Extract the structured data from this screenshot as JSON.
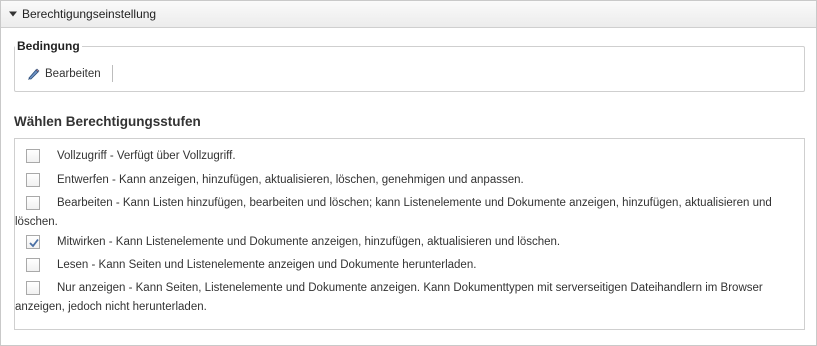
{
  "header": {
    "title": "Berechtigungseinstellung",
    "caret_icon": "triangle-down-icon"
  },
  "condition": {
    "legend": "Bedingung",
    "edit_label": "Bearbeiten",
    "edit_icon": "pencil-icon"
  },
  "levels": {
    "title": "Wählen Berechtigungsstufen",
    "options": [
      {
        "label": "Vollzugriff - Verfügt über Vollzugriff.",
        "checked": false
      },
      {
        "label": "Entwerfen - Kann anzeigen, hinzufügen, aktualisieren, löschen, genehmigen und anpassen.",
        "checked": false
      },
      {
        "label": "Bearbeiten - Kann Listen hinzufügen, bearbeiten und löschen; kann Listenelemente und Dokumente anzeigen, hinzufügen, aktualisieren und löschen.",
        "checked": false
      },
      {
        "label": "Mitwirken - Kann Listenelemente und Dokumente anzeigen, hinzufügen, aktualisieren und löschen.",
        "checked": true
      },
      {
        "label": "Lesen - Kann Seiten und Listenelemente anzeigen und Dokumente herunterladen.",
        "checked": false
      },
      {
        "label": "Nur anzeigen - Kann Seiten, Listenelemente und Dokumente anzeigen. Kann Dokumenttypen mit serverseitigen Dateihandlern im Browser anzeigen, jedoch nicht herunterladen.",
        "checked": false
      }
    ]
  },
  "colors": {
    "check": "#4a6fa5",
    "border": "#cfcfcf"
  }
}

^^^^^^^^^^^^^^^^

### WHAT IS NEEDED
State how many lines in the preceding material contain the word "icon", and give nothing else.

### RESULT OF THIS EXERCISE
2